» **Task requirements**:
Every record below must come back exactly as written, with the images dropped.
· · · · ·
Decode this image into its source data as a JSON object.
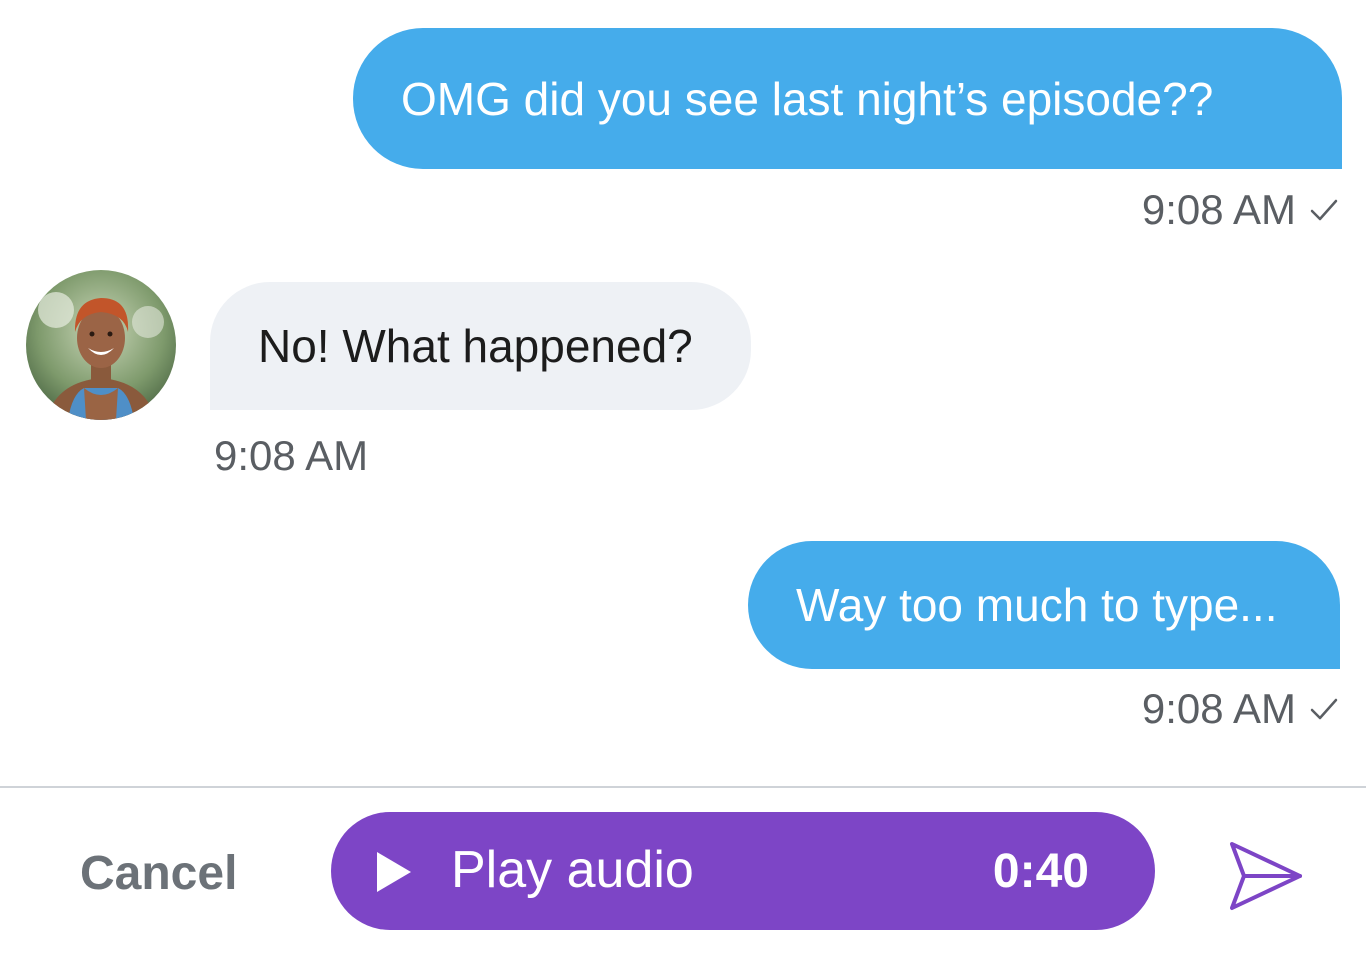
{
  "messages": [
    {
      "direction": "sent",
      "text": "OMG did you see last night’s episode??",
      "time": "9:08 AM",
      "status": "delivered-check"
    },
    {
      "direction": "received",
      "text": "No! What happened?",
      "time": "9:08 AM"
    },
    {
      "direction": "sent",
      "text": "Way too much to type...",
      "time": "9:08 AM",
      "status": "delivered-check"
    }
  ],
  "composer": {
    "cancel_label": "Cancel",
    "audio_label": "Play audio",
    "audio_duration": "0:40",
    "play_icon": "play-icon",
    "send_icon": "send-icon"
  },
  "colors": {
    "sent_bubble": "#45aceb",
    "received_bubble": "#eef1f5",
    "audio_pill": "#7d45c6",
    "send_icon": "#7d45c6"
  }
}
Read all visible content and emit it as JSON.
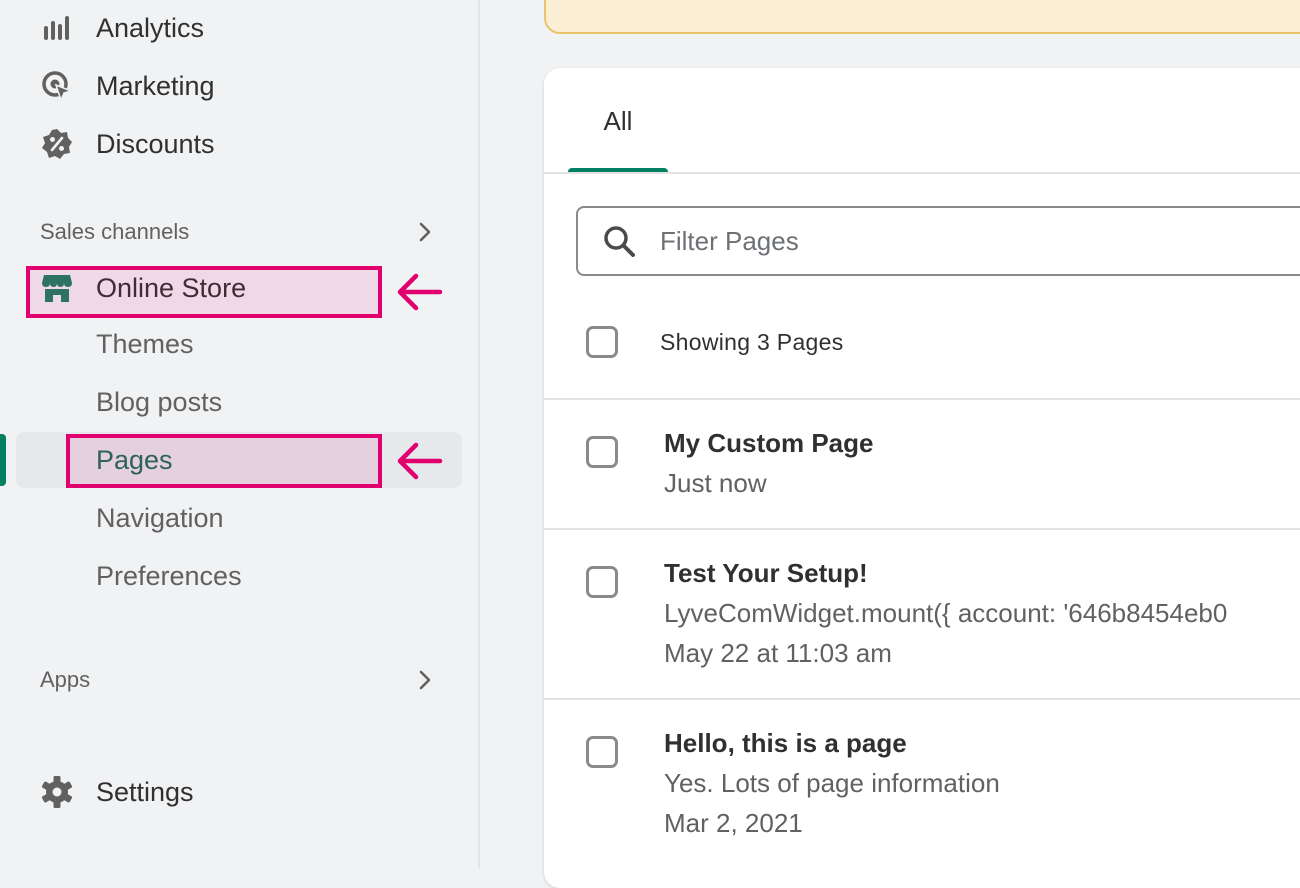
{
  "sidebar": {
    "items": [
      {
        "label": "Analytics",
        "icon": "analytics-icon"
      },
      {
        "label": "Marketing",
        "icon": "marketing-icon"
      },
      {
        "label": "Discounts",
        "icon": "discounts-icon"
      }
    ],
    "sales_channels": {
      "heading": "Sales channels",
      "online_store": {
        "label": "Online Store",
        "icon": "store-icon"
      },
      "sub_items": [
        {
          "label": "Themes"
        },
        {
          "label": "Blog posts"
        },
        {
          "label": "Pages",
          "active": true
        },
        {
          "label": "Navigation"
        },
        {
          "label": "Preferences"
        }
      ]
    },
    "apps": {
      "heading": "Apps"
    },
    "settings": {
      "label": "Settings",
      "icon": "gear-icon"
    }
  },
  "main": {
    "tabs": [
      {
        "label": "All",
        "selected": true
      }
    ],
    "search": {
      "placeholder": "Filter Pages",
      "value": ""
    },
    "showing_text": "Showing 3 Pages",
    "pages": [
      {
        "title": "My Custom Page",
        "lines": [
          "Just now"
        ]
      },
      {
        "title": "Test Your Setup!",
        "lines": [
          "LyveComWidget.mount({ account: '646b8454eb0",
          "May 22 at 11:03 am"
        ]
      },
      {
        "title": "Hello, this is a page",
        "lines": [
          "Yes. Lots of page information",
          "Mar 2, 2021"
        ]
      }
    ]
  },
  "colors": {
    "accent": "#008060",
    "highlight": "#e0006e",
    "banner": "#faefd4"
  }
}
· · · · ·
» **Answer space**:
Decode this image into its source data as a JSON object.
{
  "messages": [
    {
      "direction": "sent",
      "text": "OMG did you see last night’s episode??",
      "time": "9:08 AM",
      "status": "delivered-check"
    },
    {
      "direction": "received",
      "text": "No! What happened?",
      "time": "9:08 AM"
    },
    {
      "direction": "sent",
      "text": "Way too much to type...",
      "time": "9:08 AM",
      "status": "delivered-check"
    }
  ],
  "composer": {
    "cancel_label": "Cancel",
    "audio_label": "Play audio",
    "audio_duration": "0:40",
    "play_icon": "play-icon",
    "send_icon": "send-icon"
  },
  "colors": {
    "sent_bubble": "#45aceb",
    "received_bubble": "#eef1f5",
    "audio_pill": "#7d45c6",
    "send_icon": "#7d45c6"
  }
}
Read all visible content and emit it as JSON.
{
  "sidebar": {
    "items": [
      {
        "label": "Analytics",
        "icon": "analytics-icon"
      },
      {
        "label": "Marketing",
        "icon": "marketing-icon"
      },
      {
        "label": "Discounts",
        "icon": "discounts-icon"
      }
    ],
    "sales_channels": {
      "heading": "Sales channels",
      "online_store": {
        "label": "Online Store",
        "icon": "store-icon"
      },
      "sub_items": [
        {
          "label": "Themes"
        },
        {
          "label": "Blog posts"
        },
        {
          "label": "Pages",
          "active": true
        },
        {
          "label": "Navigation"
        },
        {
          "label": "Preferences"
        }
      ]
    },
    "apps": {
      "heading": "Apps"
    },
    "settings": {
      "label": "Settings",
      "icon": "gear-icon"
    }
  },
  "main": {
    "tabs": [
      {
        "label": "All",
        "selected": true
      }
    ],
    "search": {
      "placeholder": "Filter Pages",
      "value": ""
    },
    "showing_text": "Showing 3 Pages",
    "pages": [
      {
        "title": "My Custom Page",
        "lines": [
          "Just now"
        ]
      },
      {
        "title": "Test Your Setup!",
        "lines": [
          "LyveComWidget.mount({ account: '646b8454eb0",
          "May 22 at 11:03 am"
        ]
      },
      {
        "title": "Hello, this is a page",
        "lines": [
          "Yes. Lots of page information",
          "Mar 2, 2021"
        ]
      }
    ]
  },
  "colors": {
    "accent": "#008060",
    "highlight": "#e0006e",
    "banner": "#faefd4"
  }
}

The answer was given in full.